The proposal is at least partially modeled on a similar law passed last year in Tennessee.

Now, I'm a knowledge-is-power kind of person. I also don't think you can force folks to do much of anything (as a general rule), especially kids. I really firmly believe in giving kids age-appropriate information so that they can make age-appropriate decisions.

For a lot of teenagers, those decisions are going to include decisions about sex no matter how much abstinence-only education is presented to them because abstinence-only education doesn't actually make people choose to be abstinent. That is to say: it doesn't work.

My general intense dislike of having people touch me or, you know, sit too closely to me or interact with me in almost any way that wasn't initiated by me aside, I was not interested in boning anyone because I had plans and those plans did not include doing it with anyone who didn't know how to work a condom.

When I was in high school, I lived primarily with my grandparents, who are LDS. This means I went to seminary every morning, kind of a before-school bible study if you need a point of comparison. I also was involved in youth-oriented activities a couple times a week. I spent a pretty considerable amount of time, in that way, with folks from church (both adults and kids my age). We got a really consistent, pretty standard religious message about not having premarital sex.
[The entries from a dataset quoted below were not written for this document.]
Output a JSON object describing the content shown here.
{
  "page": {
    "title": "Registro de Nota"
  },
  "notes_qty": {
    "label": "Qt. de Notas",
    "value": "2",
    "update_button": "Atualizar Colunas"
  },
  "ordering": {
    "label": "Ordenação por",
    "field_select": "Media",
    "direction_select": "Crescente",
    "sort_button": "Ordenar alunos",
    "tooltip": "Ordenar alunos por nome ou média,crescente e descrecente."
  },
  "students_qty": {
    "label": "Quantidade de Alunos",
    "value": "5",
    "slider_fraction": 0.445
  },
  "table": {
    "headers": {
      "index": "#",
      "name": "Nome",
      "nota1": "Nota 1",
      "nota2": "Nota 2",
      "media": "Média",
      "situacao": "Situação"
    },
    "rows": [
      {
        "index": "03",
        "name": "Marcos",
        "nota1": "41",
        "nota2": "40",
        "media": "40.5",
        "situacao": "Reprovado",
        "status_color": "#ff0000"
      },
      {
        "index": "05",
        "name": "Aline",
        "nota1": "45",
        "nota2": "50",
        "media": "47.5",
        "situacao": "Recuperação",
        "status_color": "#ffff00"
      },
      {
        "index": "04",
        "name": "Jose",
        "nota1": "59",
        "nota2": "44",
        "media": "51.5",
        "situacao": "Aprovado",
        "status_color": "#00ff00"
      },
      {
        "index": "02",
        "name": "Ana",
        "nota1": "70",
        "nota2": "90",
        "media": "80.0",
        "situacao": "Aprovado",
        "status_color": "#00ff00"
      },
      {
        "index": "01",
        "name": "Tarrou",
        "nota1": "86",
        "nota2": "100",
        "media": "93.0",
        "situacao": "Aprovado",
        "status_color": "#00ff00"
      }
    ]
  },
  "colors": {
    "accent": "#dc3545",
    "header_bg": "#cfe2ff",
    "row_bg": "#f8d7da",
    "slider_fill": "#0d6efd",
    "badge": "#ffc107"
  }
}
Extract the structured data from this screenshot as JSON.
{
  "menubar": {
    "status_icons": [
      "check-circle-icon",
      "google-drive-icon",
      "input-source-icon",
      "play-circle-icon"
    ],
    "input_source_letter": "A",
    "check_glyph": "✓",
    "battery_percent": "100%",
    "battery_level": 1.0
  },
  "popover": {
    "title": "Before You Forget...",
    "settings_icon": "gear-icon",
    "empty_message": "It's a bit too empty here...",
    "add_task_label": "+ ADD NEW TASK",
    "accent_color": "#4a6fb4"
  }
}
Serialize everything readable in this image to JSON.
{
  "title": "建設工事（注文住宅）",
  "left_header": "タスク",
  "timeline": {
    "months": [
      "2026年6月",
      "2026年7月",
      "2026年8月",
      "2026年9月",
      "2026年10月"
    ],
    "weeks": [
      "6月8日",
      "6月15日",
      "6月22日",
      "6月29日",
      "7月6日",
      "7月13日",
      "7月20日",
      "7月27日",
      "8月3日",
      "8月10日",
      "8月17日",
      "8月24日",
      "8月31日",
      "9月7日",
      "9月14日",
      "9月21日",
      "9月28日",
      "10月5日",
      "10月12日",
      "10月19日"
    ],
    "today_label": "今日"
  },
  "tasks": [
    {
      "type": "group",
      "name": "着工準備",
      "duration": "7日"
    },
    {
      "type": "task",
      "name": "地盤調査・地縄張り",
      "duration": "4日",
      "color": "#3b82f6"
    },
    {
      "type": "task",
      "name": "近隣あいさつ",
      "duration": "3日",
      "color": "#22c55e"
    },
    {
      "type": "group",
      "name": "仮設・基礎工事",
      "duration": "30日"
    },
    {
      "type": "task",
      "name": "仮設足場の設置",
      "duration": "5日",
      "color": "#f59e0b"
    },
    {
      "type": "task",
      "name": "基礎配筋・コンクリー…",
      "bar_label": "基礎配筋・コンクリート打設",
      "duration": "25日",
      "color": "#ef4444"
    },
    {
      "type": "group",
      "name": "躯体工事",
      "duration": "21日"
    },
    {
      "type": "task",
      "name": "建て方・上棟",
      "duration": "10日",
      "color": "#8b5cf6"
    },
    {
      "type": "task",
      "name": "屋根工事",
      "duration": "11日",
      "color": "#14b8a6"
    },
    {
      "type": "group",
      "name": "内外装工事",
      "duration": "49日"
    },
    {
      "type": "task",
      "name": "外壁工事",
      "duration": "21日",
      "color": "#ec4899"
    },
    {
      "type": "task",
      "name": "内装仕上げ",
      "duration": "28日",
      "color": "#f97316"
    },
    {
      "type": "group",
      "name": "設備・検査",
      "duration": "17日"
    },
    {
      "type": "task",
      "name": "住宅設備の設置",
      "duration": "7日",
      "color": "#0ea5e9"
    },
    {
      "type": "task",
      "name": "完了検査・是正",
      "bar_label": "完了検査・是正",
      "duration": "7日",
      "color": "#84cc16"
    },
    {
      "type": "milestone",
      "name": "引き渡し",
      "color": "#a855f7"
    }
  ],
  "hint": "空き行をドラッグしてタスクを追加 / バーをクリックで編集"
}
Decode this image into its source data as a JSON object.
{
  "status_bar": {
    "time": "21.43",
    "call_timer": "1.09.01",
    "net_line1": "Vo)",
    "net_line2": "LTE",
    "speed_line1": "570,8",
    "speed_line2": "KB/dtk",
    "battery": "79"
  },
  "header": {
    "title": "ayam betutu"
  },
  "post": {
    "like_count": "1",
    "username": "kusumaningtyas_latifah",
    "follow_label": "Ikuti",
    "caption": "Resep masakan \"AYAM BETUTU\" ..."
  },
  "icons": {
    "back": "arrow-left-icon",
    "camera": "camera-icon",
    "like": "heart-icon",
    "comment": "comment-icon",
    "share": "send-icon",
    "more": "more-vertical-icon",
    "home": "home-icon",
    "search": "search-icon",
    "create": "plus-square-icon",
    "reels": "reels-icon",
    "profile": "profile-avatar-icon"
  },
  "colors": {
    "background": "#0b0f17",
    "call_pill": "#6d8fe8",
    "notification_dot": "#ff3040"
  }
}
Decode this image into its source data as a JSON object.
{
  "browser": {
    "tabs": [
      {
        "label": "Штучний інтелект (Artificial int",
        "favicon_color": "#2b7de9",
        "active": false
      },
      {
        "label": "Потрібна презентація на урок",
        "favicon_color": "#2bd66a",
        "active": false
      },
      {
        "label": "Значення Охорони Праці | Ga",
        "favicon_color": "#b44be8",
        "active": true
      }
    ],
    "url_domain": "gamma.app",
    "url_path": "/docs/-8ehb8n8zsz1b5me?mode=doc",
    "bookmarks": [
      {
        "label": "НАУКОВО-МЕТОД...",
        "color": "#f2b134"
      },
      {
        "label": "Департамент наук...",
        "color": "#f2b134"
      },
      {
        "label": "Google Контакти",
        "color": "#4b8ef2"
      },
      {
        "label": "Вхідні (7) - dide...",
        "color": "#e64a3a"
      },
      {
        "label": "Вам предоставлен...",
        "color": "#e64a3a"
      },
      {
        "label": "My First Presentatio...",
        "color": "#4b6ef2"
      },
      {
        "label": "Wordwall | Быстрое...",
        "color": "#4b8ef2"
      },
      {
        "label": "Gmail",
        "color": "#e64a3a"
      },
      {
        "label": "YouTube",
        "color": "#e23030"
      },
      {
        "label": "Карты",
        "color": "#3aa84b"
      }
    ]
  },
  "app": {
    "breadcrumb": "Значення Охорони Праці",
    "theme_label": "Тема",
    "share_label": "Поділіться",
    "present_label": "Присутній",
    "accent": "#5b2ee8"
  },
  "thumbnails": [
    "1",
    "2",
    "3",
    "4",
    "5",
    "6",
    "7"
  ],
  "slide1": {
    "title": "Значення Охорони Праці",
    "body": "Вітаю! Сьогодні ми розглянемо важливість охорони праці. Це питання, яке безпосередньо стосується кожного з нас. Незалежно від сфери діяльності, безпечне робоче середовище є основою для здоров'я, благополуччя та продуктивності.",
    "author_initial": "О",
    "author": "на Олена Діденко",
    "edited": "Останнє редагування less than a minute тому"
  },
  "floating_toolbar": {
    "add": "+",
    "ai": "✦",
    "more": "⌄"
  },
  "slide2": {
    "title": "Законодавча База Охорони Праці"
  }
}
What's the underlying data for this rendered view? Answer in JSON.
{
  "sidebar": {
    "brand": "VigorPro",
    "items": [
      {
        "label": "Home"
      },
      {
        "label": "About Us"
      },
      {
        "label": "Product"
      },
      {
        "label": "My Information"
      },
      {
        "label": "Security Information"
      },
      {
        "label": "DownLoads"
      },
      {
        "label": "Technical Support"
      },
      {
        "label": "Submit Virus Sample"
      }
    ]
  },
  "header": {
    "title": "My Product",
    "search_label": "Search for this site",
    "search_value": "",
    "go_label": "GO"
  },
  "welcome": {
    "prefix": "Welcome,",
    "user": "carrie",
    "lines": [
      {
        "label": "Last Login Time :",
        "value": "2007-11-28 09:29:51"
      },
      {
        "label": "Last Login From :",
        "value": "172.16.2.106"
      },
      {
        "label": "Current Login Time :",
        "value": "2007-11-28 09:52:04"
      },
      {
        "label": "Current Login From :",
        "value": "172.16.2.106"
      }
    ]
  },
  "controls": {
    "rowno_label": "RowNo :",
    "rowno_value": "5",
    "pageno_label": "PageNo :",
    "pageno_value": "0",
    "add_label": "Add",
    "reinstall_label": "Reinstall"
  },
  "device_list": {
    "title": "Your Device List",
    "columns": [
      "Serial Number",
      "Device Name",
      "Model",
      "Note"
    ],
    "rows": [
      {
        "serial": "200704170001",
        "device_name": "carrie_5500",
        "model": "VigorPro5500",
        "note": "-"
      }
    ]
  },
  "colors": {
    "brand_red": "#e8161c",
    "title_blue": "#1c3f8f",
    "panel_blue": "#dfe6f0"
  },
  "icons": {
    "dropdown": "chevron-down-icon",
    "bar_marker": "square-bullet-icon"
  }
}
(Note: I'll say we were never told that having premarital sex would be bad for society. We were told it was about self-respect, which is probs about as positively as you can spin a message of abstinence for teenagers.)

In that context, specifically in a religious environment, an emphasis on not Doing It makes sense to me -- because religions get to have those beliefs.

But in an educational environment, like, say, a school, the emphasis is supposed to be on education. And I don't have a lot of sympathy for parents who think that the best way to prevent their daughters from getting knocked up is to keep them ignorant of how sex and sexuality work.

Even the basic biology of reproduction is getting dicey; an Idaho teacher is under investigation because he said the word "vagina" in class and included info on the biology behind the female orgasm.

I get that none of this is a new trend. It has long been a tendency of those who oppose sex ed to make out like certain body parts are themselves somehow responsible for sex -- the inner thigh can ONLY be an erogenous zone, only women's chests are sexy, and so on. (The Ohio proposal actually specifies that it is women's breasts that are at issue, with no mention of men's chests.) This is why no one really cares if we see a dude's nipple in popular media but a woman's nipple? That demands shock and horror!

But the idea that there are now provisions for parents to sue teachers if that teacher "condones" touching someone on the butt really freaks me out. Because it makes a class that is already a minefield of awkwardness into a battlefield where the people who really suffer wind up being the kids who don't learn shit from reliable sources.

That's the crux of it -- if kids don't learn about it in school, they're going to learn about it elsewhere. And the odds are good, that won't be at home.

Parents, especially in Ohio, do you really want Reddit to be where your kid learns about sex?